[Page and application data records]
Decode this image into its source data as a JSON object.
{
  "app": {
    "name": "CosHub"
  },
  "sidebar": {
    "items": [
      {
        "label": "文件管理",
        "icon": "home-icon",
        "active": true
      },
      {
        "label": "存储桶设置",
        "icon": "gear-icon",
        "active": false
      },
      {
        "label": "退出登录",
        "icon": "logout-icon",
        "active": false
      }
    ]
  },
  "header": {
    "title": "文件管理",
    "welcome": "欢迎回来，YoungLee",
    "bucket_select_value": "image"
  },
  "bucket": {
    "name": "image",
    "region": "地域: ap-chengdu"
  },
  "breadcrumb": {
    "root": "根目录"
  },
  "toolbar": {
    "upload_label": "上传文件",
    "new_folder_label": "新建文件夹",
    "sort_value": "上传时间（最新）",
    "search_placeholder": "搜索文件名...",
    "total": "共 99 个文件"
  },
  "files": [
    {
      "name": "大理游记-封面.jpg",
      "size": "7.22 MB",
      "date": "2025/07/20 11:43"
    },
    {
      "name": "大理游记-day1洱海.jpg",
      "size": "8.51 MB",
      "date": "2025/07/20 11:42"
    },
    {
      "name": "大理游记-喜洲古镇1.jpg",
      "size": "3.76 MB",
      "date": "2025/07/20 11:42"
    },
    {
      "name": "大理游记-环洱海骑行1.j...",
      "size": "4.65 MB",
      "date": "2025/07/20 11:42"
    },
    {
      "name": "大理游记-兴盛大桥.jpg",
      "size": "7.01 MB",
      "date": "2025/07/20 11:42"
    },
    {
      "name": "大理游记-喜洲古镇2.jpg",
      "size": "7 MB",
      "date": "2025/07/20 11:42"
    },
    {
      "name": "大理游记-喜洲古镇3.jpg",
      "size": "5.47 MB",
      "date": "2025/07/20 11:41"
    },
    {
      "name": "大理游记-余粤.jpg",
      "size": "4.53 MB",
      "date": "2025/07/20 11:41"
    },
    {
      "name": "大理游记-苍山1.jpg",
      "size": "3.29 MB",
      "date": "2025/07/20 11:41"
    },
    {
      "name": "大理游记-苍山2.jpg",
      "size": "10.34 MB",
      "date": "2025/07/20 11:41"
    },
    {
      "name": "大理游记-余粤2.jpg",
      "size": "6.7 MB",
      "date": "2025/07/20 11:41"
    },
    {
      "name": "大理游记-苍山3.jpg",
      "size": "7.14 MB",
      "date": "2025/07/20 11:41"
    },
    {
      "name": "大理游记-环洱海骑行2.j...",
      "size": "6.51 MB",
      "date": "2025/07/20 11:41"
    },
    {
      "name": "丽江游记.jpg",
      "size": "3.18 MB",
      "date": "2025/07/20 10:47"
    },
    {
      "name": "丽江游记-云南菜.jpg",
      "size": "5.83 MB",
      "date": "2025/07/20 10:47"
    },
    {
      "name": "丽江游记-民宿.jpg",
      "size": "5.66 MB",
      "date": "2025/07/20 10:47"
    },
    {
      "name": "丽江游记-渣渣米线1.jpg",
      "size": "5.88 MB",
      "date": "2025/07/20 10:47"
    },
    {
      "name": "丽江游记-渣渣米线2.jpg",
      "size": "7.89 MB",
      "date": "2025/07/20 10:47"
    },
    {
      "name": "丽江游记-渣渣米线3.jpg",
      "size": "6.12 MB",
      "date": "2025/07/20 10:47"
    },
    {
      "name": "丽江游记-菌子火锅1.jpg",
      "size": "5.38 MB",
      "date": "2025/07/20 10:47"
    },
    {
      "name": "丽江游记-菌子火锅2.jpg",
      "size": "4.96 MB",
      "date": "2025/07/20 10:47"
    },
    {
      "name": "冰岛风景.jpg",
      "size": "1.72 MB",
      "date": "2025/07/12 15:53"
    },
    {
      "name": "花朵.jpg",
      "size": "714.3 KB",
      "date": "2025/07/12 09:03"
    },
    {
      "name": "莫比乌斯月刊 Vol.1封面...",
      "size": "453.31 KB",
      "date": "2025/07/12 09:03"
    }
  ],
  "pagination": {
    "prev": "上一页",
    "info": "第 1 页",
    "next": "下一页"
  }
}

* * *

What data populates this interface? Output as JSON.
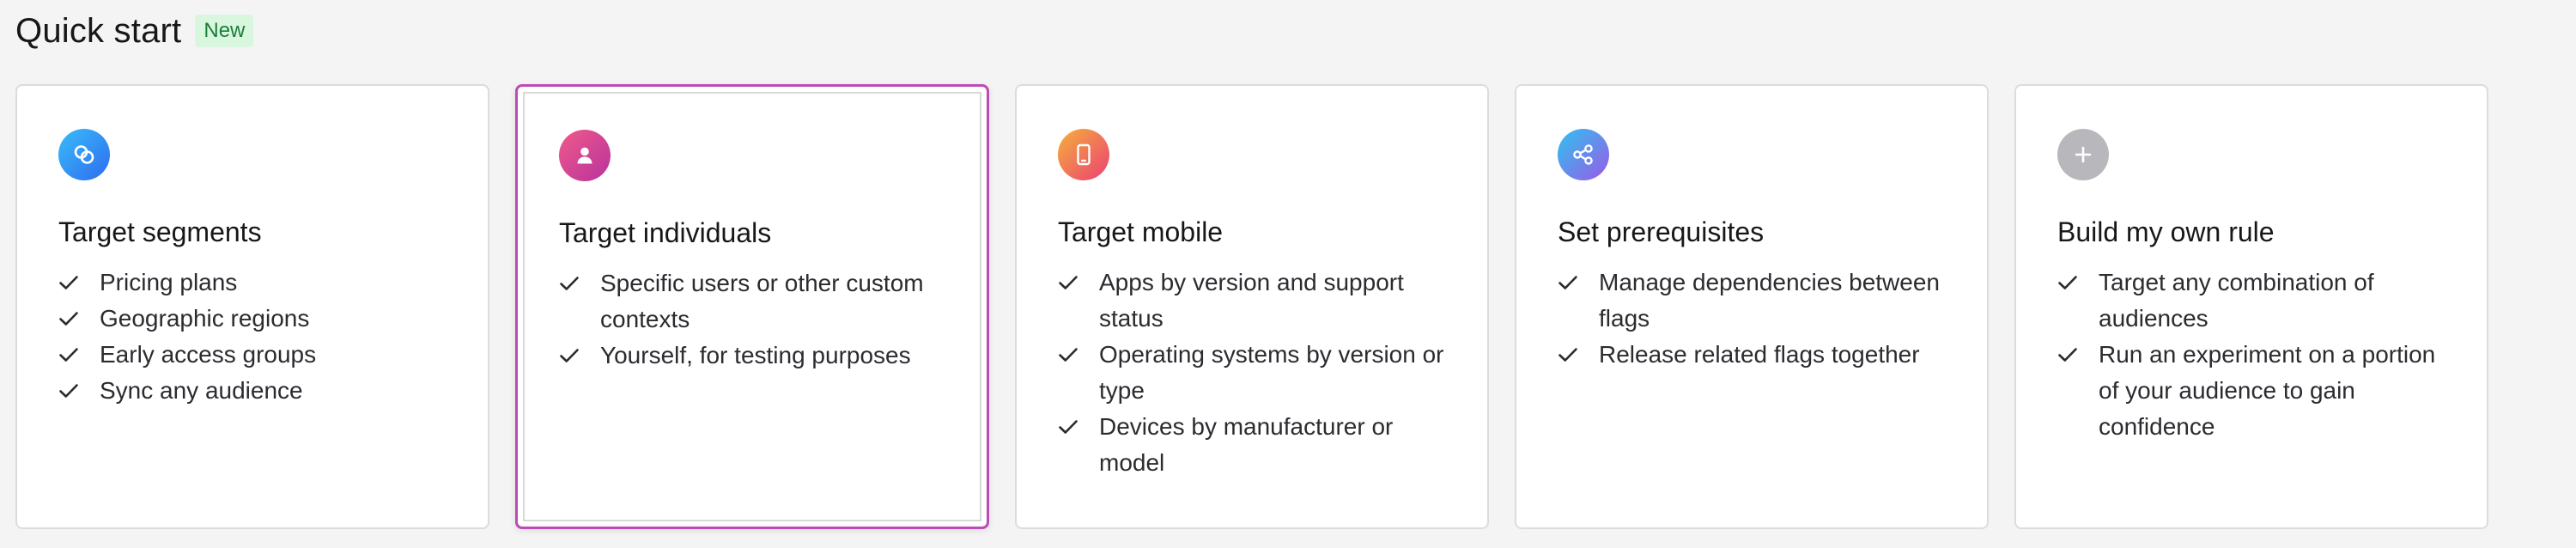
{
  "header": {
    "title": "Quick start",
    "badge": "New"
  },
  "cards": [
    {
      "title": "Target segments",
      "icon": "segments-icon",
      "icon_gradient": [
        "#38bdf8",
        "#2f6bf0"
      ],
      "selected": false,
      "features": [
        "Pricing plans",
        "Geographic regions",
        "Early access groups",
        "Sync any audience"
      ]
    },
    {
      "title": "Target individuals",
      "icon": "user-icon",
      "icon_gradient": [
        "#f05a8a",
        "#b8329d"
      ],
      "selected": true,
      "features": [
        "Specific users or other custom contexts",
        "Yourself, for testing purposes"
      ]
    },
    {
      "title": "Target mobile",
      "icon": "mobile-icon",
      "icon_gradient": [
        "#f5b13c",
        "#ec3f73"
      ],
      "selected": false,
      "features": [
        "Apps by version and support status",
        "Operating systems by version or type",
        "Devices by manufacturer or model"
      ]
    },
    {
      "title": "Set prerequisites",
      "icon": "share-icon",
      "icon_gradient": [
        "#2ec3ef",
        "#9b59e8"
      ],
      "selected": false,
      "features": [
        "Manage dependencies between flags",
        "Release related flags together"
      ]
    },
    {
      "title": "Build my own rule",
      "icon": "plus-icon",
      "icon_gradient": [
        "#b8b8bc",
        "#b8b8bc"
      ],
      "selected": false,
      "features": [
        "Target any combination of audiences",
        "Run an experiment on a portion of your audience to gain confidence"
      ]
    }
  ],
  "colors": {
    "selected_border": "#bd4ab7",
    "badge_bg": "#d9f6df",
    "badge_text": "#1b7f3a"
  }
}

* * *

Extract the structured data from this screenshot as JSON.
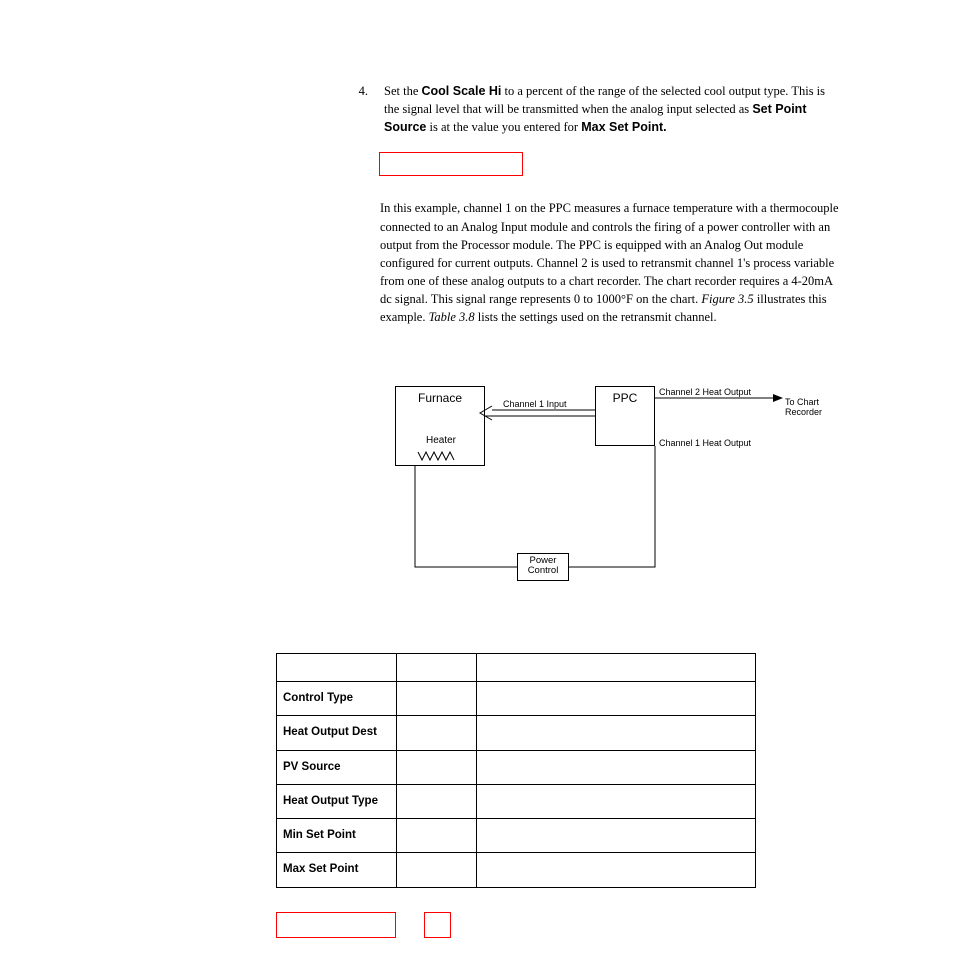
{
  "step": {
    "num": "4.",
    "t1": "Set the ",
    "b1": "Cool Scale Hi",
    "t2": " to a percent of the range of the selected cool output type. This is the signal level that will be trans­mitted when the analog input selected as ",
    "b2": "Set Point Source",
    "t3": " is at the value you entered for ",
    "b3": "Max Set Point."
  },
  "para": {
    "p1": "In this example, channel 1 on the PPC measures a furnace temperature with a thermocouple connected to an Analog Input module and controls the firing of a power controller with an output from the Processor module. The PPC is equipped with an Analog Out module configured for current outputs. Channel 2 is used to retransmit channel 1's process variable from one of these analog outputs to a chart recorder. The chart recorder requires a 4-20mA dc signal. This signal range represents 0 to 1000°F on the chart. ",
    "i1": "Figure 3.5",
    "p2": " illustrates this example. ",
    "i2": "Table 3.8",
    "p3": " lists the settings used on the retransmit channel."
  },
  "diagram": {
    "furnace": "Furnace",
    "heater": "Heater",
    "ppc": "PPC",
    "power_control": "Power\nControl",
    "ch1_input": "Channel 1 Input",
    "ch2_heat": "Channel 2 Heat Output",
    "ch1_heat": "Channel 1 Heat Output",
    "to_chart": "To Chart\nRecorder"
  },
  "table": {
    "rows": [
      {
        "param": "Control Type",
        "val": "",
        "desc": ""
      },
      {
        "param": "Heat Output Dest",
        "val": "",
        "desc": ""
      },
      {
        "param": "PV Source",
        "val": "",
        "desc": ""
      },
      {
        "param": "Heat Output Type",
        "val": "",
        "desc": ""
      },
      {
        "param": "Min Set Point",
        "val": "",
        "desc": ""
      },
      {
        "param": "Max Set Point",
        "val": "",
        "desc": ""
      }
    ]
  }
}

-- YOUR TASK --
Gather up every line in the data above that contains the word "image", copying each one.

-- SOLUTION --
Decode this image into its source data as a JSON object.
    "bucket_select_value": "image"
    "name": "image",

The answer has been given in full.